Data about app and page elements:
= = =

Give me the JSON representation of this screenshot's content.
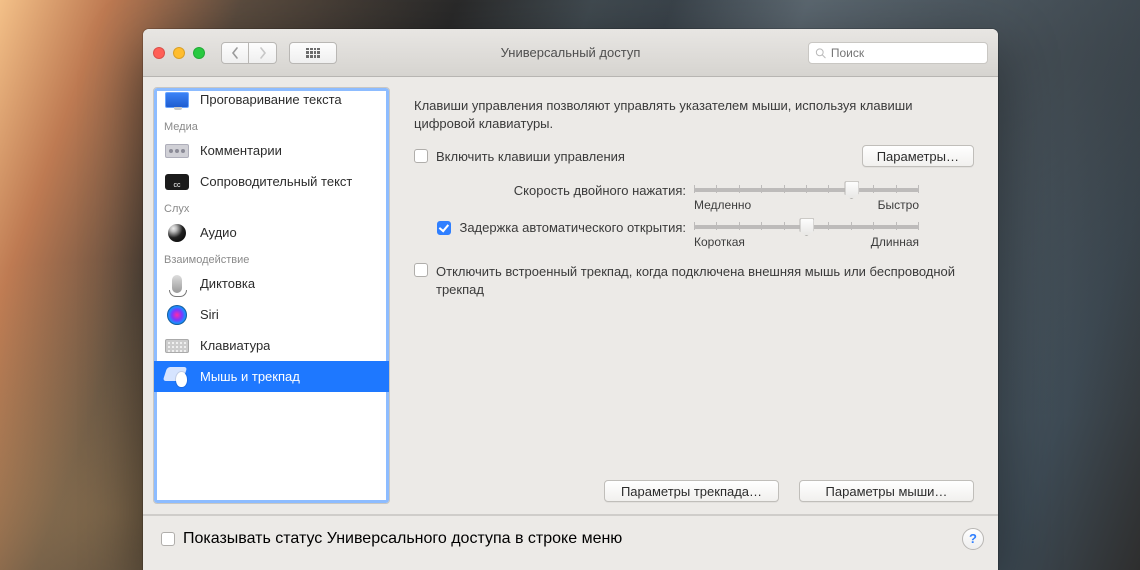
{
  "window": {
    "title": "Универсальный доступ"
  },
  "search": {
    "placeholder": "Поиск"
  },
  "sidebar": {
    "groups": {
      "media": "Медиа",
      "hearing": "Слух",
      "interaction": "Взаимодействие"
    },
    "items": {
      "speech": "Проговаривание текста",
      "comments": "Комментарии",
      "captions": "Сопроводительный текст",
      "audio": "Аудио",
      "dictation": "Диктовка",
      "siri": "Siri",
      "keyboard": "Клавиатура",
      "mouse": "Мышь и трекпад"
    }
  },
  "pane": {
    "desc": "Клавиши управления позволяют управлять указателем мыши, используя клавиши цифровой клавиатуры.",
    "enable_mouse_keys": "Включить клавиши управления",
    "options_btn": "Параметры…",
    "slider1": {
      "label": "Скорость двойного нажатия:",
      "min": "Медленно",
      "max": "Быстро"
    },
    "slider2": {
      "label": "Задержка автоматического открытия:",
      "min": "Короткая",
      "max": "Длинная"
    },
    "disable_trackpad": "Отключить встроенный трекпад, когда подключена внешняя мышь или беспроводной трекпад",
    "trackpad_btn": "Параметры трекпада…",
    "mouse_btn": "Параметры мыши…"
  },
  "footer": {
    "show_in_menu": "Показывать статус Универсального доступа в строке меню"
  }
}
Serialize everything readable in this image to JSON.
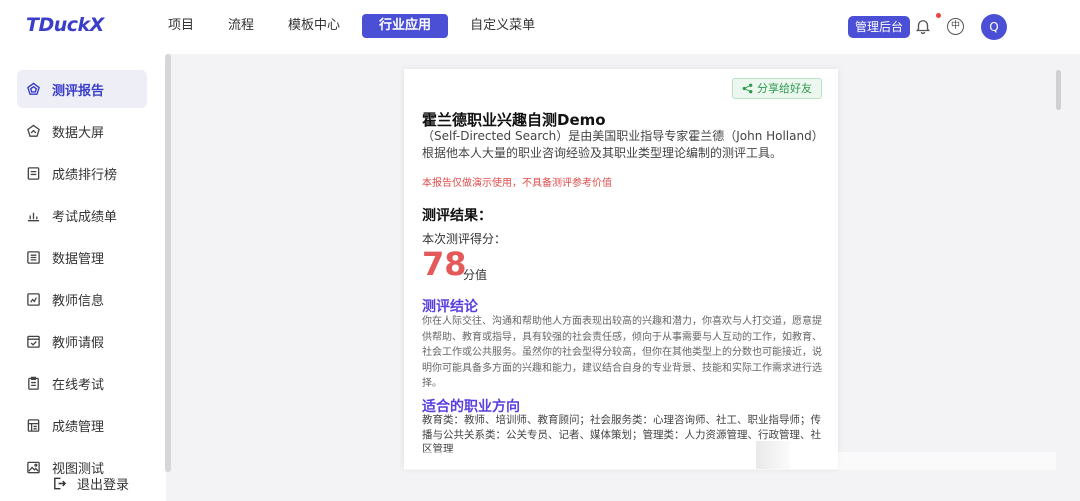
{
  "brand": "TDuckX",
  "nav": [
    "项目",
    "流程",
    "模板中心",
    "行业应用",
    "自定义菜单"
  ],
  "nav_active": "行业应用",
  "header": {
    "admin_label": "管理后台",
    "lang_label": "中",
    "avatar_letter": "Q"
  },
  "sidebar": {
    "items": [
      {
        "label": "测评报告",
        "icon": "pentagon-icon",
        "active": true
      },
      {
        "label": "数据大屏",
        "icon": "dashboard-icon"
      },
      {
        "label": "成绩排行榜",
        "icon": "list-icon"
      },
      {
        "label": "考试成绩单",
        "icon": "bar-chart-icon"
      },
      {
        "label": "数据管理",
        "icon": "table-icon"
      },
      {
        "label": "教师信息",
        "icon": "chart-box-icon"
      },
      {
        "label": "教师请假",
        "icon": "checkbox-icon"
      },
      {
        "label": "在线考试",
        "icon": "clipboard-icon"
      },
      {
        "label": "成绩管理",
        "icon": "grade-icon"
      },
      {
        "label": "视图测试",
        "icon": "image-icon"
      }
    ],
    "logout": "退出登录"
  },
  "report": {
    "share_label": "分享给好友",
    "title": "霍兰德职业兴趣自测Demo",
    "desc": "（Self-Directed Search）是由美国职业指导专家霍兰德（John Holland）根据他本人大量的职业咨询经验及其职业类型理论编制的测评工具。",
    "warning": "本报告仅做演示使用，不具备测评参考价值",
    "result_heading": "测评结果：",
    "score_label": "本次测评得分：",
    "score": "78",
    "score_unit": "分值",
    "conclusion_heading": "测评结论",
    "conclusion": "你在人际交往、沟通和帮助他人方面表现出较高的兴趣和潜力，你喜欢与人打交道，愿意提供帮助、教育或指导，具有较强的社会责任感，倾向于从事需要与人互动的工作，如教育、社会工作或公共服务。虽然你的社会型得分较高，但你在其他类型上的分数也可能接近，说明你可能具备多方面的兴趣和能力，建议结合自身的专业背景、技能和实际工作需求进行选择。",
    "career_heading": "适合的职业方向",
    "career": "教育类：教师、培训师、教育顾问；社会服务类：心理咨询师、社工、职业指导师；传播与公共关系类：公关专员、记者、媒体策划；管理类：人力资源管理、行政管理、社区管理"
  },
  "colors": {
    "accent": "#4a4fd6",
    "score": "#e45a5a",
    "section": "#5b3fe0",
    "warning": "#e04b4b",
    "share": "#2e9a4f"
  }
}
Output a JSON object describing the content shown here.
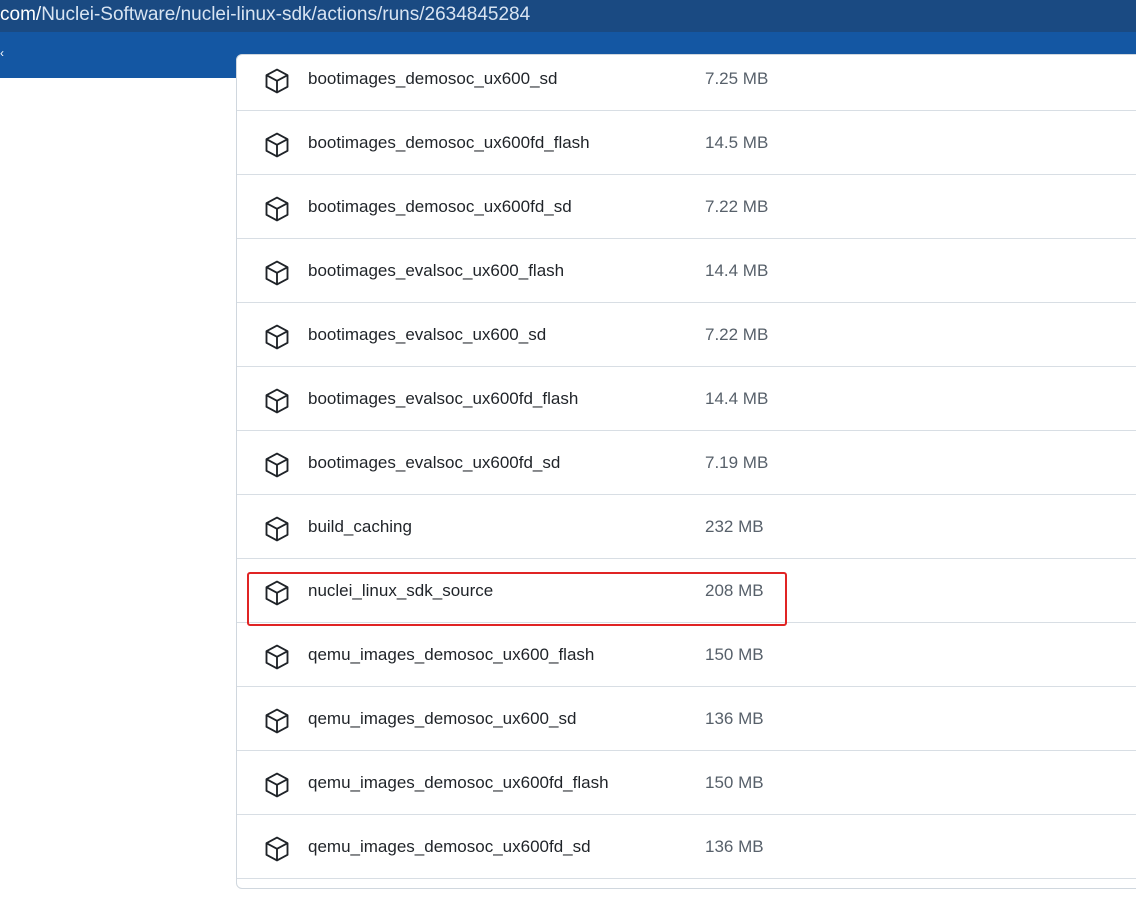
{
  "address_bar": {
    "host": "com/",
    "path": "Nuclei-Software/nuclei-linux-sdk/actions/runs/2634845284"
  },
  "toolbar": {
    "glyph": "‹"
  },
  "artifacts": [
    {
      "name": "bootimages_demosoc_ux600_sd",
      "size": "7.25 MB",
      "icon": "package-icon"
    },
    {
      "name": "bootimages_demosoc_ux600fd_flash",
      "size": "14.5 MB",
      "icon": "package-icon"
    },
    {
      "name": "bootimages_demosoc_ux600fd_sd",
      "size": "7.22 MB",
      "icon": "package-icon"
    },
    {
      "name": "bootimages_evalsoc_ux600_flash",
      "size": "14.4 MB",
      "icon": "package-icon"
    },
    {
      "name": "bootimages_evalsoc_ux600_sd",
      "size": "7.22 MB",
      "icon": "package-icon"
    },
    {
      "name": "bootimages_evalsoc_ux600fd_flash",
      "size": "14.4 MB",
      "icon": "package-icon"
    },
    {
      "name": "bootimages_evalsoc_ux600fd_sd",
      "size": "7.19 MB",
      "icon": "package-icon"
    },
    {
      "name": "build_caching",
      "size": "232 MB",
      "icon": "package-icon"
    },
    {
      "name": "nuclei_linux_sdk_source",
      "size": "208 MB",
      "icon": "package-icon",
      "highlighted": true
    },
    {
      "name": "qemu_images_demosoc_ux600_flash",
      "size": "150 MB",
      "icon": "package-icon"
    },
    {
      "name": "qemu_images_demosoc_ux600_sd",
      "size": "136 MB",
      "icon": "package-icon"
    },
    {
      "name": "qemu_images_demosoc_ux600fd_flash",
      "size": "150 MB",
      "icon": "package-icon"
    },
    {
      "name": "qemu_images_demosoc_ux600fd_sd",
      "size": "136 MB",
      "icon": "package-icon"
    }
  ],
  "colors": {
    "address_bar_bg": "#1a4a82",
    "toolbar_bg": "#1457a3",
    "highlight_border": "#e02424",
    "row_divider": "#d8dee4"
  }
}
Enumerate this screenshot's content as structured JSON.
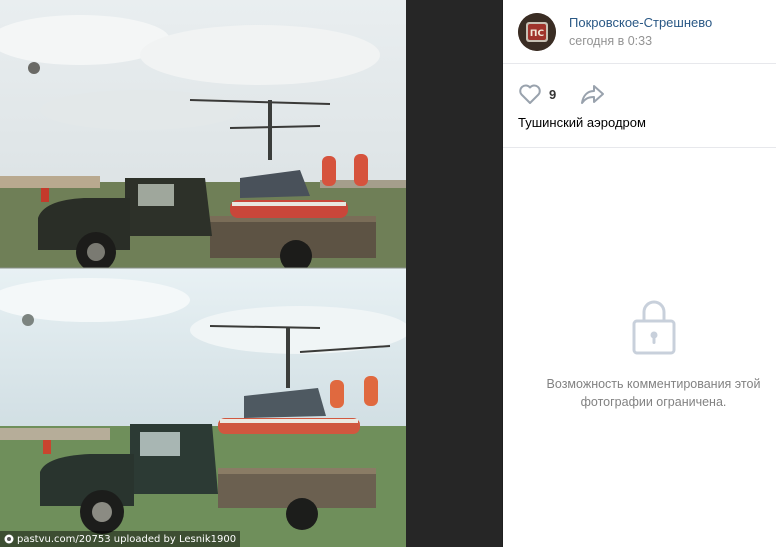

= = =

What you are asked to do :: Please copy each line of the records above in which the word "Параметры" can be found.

Solution ::
    "options_btn": "Параметры…",
    "trackpad_btn": "Параметры трекпада…",
    "mouse_btn": "Параметры мыши…"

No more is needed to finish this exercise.